You'll be playing all new teams next year in the league. How do you prepare for that from a scouting perspective?

KF: I think you’ve just got to put the film on. You look at their returning starters, see who’s coming back and then you put the film on to see how they play the game, what is it from a style standpoint they want to do on offense, defense and special teams. Those are all the things we’ll do between now and spring practice. Usually, you put some preliminary game plans together for the first four teams on your schedule. And we’ll certainly do that. After that, you want to make sure you do some write-ups on everybody else. Beyond the first four games, most of those will be done on next year’s tape.

Did you watch much Big Ten football last season to get a feel for the league?

KF: I’m a college football fan, but we don’t have a lot of time to watch other games around the country. Yeah, you catch a game here and there in the hotel. If we play earlier in the week, maybe on Saturday you catch a little bit of it, but on Saturday you’re usually out looking at high school players. So I can’t tell you I sat down and really watched it. I can tell you I watched Michigan State in the Rose Bowl, and they were very impressive.

What sense do you get about the excitement from your fan base about coming into this league?

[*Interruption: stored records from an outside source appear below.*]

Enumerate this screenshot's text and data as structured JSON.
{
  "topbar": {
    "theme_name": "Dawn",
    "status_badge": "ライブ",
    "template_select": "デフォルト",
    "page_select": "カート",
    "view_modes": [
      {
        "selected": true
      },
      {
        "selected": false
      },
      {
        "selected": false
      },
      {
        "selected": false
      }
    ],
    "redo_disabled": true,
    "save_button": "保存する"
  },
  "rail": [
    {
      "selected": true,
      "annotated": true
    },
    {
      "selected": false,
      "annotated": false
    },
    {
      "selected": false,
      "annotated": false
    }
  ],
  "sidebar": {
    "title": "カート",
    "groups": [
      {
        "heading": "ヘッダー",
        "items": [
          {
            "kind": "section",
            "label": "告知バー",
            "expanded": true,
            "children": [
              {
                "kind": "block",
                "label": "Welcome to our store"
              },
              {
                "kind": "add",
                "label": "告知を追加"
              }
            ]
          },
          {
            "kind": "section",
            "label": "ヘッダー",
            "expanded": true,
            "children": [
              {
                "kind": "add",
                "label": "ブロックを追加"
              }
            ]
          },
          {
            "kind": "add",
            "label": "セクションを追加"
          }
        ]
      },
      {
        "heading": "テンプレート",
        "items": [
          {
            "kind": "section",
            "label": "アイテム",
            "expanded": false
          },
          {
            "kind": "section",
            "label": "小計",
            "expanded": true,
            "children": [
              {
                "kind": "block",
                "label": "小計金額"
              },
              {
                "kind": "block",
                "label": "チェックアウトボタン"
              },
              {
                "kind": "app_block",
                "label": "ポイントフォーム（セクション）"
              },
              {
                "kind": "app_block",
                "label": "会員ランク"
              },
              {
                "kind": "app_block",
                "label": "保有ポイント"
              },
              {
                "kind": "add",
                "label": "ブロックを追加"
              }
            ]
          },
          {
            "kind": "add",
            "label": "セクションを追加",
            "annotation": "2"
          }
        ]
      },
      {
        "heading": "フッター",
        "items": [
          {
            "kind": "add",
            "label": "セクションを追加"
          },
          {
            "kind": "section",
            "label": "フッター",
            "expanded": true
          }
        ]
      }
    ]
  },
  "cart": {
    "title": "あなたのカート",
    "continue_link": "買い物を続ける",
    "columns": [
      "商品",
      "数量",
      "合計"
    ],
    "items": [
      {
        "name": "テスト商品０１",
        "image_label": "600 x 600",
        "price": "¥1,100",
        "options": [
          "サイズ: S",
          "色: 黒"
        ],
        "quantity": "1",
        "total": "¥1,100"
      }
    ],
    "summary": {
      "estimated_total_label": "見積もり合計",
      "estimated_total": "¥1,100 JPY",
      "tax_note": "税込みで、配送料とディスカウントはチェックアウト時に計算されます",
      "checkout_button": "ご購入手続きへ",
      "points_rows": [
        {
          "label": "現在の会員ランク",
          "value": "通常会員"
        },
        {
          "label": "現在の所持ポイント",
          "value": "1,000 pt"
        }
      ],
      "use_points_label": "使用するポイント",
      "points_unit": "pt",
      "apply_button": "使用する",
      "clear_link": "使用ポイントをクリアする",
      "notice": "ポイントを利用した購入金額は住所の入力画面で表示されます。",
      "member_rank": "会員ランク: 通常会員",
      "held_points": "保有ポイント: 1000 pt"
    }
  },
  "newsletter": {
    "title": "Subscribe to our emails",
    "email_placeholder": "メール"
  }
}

KF: From the very first day it was announced, the excitement has been building, and now with the recruiting season turning the page, really most of the focus has gone toward spring practice and next season. And I think there’s a tremendous amount of excitement in the New York/New Jersey area for Big Ten football. For someone who grew up in the area, I think it’s great to have a team of our own playing in a conference like the Big Ten. I think it’s really a dream come true for football fans all over the area.

What are your expectations for how you will compete right away in the Big Ten?

KF: We think we can compete with anybody in the country, and as a football team, that’s what we work toward every day. I don’t usually deal with expectations, but our goal is to be a championship program. To be a championship program, you’ve got to take care of business in your league. And in our league, you’ve got to take care of business on the eastern side of the league first, to get an opportunity to play for the conference championship. But as a program, we aspire to be a championship program every year.

Speaking of the East, you're going into a division with Michigan State, Ohio State, Penn State and Michigan. Does that seem daunting? 

KF: I don’t think it’s daunting at all. When we signed the contract a couple of years ago to play Arkansas back-to-back, they were the preseason No. 8 team in the country at the time, and that series worked out pretty well for us. I think our players are ready and able to compete with anybody in the country, but we have a very healthy respect for our opponents.

One of the main reasons the Big Ten expanded with Rutgers and Maryland was to open up new recruiting grounds. Are you worried that more league teams will now be invading New Jersey for players?

KF: You know, I think they’ve been doing it for a long time. Iowa, over the years, has always had players from New Jersey. Certainly the team from Pennsylvania has always had teams from New Jersey, and Maryland has always recruited Jersey. I don’t feel it being any different than it’s been the last nine years. It’s always a highly-recruited area. There’s no lack of coaching traffic in New Jersey.

Finally, your first two Big Ten games will be at home against Penn State (Sept. 13) and Michigan (Oct. 4). What do you expect the atmosphere to be like for those two games?

KF: I think it will be a full house, I think it will be a hostile environment and I think it will be a great environment for college football.